The book starts with a look at the process of scientific discovery, contrasting the way scientific results are written up with the way things actually happened. Grinnell then discusses credibility in science, with an explanation of peer review and the importance of citations, and a look at times when bad science has slipped through the net. This leads on to a chapter on scientific integrity, looking at the possibilities for conflict of interest when scientific discoveries may lead to profitable products, and when one scientist is deciding on the funding for another scientist. The next chapter is on the risks of scientific discoveries, and in particular new medical treatments, and the final chapter looks at the relationship between science and religion.

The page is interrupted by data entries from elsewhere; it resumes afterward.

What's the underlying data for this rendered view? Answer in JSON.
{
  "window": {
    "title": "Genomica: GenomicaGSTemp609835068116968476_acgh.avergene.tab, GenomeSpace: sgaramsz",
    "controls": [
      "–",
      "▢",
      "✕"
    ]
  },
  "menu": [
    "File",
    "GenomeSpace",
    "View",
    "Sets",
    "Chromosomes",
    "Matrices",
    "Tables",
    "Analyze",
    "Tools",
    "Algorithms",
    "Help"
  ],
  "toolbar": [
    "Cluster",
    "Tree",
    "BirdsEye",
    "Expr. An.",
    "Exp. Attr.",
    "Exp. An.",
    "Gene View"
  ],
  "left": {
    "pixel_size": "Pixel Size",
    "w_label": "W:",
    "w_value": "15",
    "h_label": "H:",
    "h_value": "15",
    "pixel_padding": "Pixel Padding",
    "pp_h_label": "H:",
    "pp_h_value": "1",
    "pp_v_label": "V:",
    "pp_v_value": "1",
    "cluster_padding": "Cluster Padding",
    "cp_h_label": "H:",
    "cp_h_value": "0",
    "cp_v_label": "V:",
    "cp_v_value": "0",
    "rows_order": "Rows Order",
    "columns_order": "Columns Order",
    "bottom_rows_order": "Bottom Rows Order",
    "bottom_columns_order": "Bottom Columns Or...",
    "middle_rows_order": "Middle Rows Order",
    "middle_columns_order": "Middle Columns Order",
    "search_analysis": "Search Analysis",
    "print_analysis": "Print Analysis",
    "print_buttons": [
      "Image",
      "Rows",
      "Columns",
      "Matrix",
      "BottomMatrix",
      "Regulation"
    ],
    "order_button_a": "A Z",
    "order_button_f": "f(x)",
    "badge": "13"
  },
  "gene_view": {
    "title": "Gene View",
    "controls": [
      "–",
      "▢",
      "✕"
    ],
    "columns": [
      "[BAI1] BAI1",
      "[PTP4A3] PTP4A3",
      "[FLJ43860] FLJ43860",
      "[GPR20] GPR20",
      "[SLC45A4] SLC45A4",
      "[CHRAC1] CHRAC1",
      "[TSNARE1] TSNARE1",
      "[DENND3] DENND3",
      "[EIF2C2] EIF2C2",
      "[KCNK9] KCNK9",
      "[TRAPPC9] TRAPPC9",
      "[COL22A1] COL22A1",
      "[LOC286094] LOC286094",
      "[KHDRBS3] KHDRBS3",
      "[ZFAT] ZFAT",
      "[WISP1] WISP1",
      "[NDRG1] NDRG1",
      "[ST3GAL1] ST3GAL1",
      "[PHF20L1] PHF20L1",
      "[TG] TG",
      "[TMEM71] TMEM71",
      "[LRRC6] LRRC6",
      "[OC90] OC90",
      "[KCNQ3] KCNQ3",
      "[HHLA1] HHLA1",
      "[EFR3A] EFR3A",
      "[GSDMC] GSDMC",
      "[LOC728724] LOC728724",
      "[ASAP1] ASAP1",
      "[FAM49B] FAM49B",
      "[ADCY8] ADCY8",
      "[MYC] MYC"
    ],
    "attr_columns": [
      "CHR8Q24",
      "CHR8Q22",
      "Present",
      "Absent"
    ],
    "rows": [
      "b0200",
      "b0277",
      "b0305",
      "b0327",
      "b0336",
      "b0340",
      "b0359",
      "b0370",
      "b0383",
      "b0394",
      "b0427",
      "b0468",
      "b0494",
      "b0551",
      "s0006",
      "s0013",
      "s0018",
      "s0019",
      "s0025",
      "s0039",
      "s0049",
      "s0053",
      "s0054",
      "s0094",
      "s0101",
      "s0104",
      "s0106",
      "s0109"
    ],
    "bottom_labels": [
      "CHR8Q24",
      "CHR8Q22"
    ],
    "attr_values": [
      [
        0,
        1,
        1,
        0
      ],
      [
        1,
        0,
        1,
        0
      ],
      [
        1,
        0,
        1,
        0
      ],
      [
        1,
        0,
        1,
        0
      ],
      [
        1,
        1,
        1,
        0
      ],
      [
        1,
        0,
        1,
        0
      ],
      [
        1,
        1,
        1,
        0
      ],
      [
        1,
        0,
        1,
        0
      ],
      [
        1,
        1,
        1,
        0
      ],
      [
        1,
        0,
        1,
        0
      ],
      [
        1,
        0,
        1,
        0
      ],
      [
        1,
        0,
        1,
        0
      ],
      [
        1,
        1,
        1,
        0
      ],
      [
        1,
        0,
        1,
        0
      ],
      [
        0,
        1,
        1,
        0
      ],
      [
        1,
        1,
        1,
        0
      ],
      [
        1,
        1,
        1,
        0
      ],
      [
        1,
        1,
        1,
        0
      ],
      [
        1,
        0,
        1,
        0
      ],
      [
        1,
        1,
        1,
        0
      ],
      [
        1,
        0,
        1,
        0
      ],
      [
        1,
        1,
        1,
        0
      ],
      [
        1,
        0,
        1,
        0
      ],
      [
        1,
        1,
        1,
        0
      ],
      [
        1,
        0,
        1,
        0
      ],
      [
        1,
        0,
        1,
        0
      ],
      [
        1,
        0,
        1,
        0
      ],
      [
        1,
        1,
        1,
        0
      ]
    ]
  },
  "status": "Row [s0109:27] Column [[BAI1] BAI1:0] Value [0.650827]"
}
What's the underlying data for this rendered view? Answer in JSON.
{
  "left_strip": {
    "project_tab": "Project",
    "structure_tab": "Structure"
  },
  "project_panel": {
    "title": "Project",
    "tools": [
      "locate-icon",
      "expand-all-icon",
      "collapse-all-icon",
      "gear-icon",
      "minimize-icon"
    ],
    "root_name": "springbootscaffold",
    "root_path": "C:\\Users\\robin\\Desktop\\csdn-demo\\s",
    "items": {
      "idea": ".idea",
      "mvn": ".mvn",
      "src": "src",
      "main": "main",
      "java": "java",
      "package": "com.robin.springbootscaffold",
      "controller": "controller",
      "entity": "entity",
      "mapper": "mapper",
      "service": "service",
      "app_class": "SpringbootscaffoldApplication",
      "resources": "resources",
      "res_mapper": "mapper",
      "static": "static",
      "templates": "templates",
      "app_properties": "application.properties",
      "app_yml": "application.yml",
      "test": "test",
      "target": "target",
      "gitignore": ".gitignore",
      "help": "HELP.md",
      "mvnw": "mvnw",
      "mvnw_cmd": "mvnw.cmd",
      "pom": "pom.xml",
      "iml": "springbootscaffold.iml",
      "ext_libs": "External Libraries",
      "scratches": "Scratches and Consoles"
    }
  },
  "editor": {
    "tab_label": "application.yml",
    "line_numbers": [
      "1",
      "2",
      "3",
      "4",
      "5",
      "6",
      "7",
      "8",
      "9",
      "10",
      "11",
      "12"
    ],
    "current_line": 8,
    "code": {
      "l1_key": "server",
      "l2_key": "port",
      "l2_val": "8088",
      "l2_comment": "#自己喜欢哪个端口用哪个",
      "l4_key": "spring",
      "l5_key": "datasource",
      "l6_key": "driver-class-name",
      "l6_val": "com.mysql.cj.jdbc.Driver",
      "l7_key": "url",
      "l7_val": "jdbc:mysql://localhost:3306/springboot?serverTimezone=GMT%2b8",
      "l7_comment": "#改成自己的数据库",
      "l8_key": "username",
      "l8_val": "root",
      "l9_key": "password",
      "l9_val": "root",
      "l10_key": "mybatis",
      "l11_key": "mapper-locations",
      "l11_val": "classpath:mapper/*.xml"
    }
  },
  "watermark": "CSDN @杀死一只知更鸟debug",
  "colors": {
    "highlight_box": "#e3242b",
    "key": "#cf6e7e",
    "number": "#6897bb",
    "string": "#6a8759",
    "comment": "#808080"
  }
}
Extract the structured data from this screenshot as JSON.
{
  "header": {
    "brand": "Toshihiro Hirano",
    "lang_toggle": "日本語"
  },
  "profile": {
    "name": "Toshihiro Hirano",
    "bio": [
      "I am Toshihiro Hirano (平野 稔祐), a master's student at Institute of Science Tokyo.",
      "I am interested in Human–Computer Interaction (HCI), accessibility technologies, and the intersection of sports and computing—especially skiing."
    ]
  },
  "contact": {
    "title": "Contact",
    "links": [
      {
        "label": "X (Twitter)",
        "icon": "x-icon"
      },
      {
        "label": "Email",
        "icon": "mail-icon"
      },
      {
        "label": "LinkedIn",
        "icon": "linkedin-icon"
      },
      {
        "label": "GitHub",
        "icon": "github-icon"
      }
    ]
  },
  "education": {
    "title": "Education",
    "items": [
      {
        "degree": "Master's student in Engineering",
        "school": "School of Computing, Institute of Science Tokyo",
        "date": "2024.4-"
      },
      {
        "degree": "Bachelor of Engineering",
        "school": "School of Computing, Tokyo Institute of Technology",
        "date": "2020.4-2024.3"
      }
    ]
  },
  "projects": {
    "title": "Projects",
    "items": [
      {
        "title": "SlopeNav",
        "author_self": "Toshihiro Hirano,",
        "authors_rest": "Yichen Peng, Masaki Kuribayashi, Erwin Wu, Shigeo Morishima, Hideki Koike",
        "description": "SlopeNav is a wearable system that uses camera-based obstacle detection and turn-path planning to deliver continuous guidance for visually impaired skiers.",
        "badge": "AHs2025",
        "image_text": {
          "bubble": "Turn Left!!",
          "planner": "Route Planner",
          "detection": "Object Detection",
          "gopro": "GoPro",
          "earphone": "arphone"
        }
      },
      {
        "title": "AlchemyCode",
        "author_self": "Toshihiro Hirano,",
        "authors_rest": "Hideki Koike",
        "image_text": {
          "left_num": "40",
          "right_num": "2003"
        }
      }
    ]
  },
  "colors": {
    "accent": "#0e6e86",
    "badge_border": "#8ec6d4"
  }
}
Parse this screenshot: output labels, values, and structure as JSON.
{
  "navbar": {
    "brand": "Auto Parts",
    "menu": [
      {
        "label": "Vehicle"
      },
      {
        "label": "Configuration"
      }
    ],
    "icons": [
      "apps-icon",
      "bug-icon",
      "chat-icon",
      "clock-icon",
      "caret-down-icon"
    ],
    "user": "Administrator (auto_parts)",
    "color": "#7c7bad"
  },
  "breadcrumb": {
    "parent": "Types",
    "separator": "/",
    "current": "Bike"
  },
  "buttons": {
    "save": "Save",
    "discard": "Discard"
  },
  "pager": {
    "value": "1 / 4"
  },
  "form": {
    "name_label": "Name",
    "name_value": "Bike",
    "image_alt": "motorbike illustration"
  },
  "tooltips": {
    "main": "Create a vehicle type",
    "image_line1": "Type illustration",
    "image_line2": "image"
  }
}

I felt that Grinnell's style seemed a bit distant for a book which is supposed to spill the beans about what really happens in science. The examples were of the form of case studies rather than biographies, and were mostly from several decades ago - there is no mention of the internet, a critical part of communicating science with the public. The book is OK as a general overview of the way science is done, but doesn't give the insider view of the struggles and successes of scientists, which it what it seems to promise.

Product Description
Scientific facts can be so complicated that only specialists in a field fully appreciate the details, but the nature of everyday practice that gives rise to these facts should be understandable by everyone interested in science. This book describes how scientists bring their own interests and passions to their work, illustrates the dynamics between researchers and the research community, and emphasizes a contextual understanding of science in place of the linear model found in textbooks with its singular focus on "scientific method."

Everyday Practice of Science also introduces readers to issues about science and society. Practice requires value judgments: What should be done? Who should do it? Who should pay for it? How much? Balancing scientific opportunities with societal needs depends on appreciating both the promises and the ambiguities of science. Understanding practice informs discussions about how to manage research integrity, conflict of interest, and the challenge of modern genetics to human research ethics. Society cannot have the benefits of research without the risks. The last chapter contrasts the practices of science and religion as reflective of two different types of faith and describes a holistic framework within which they dynamically interact.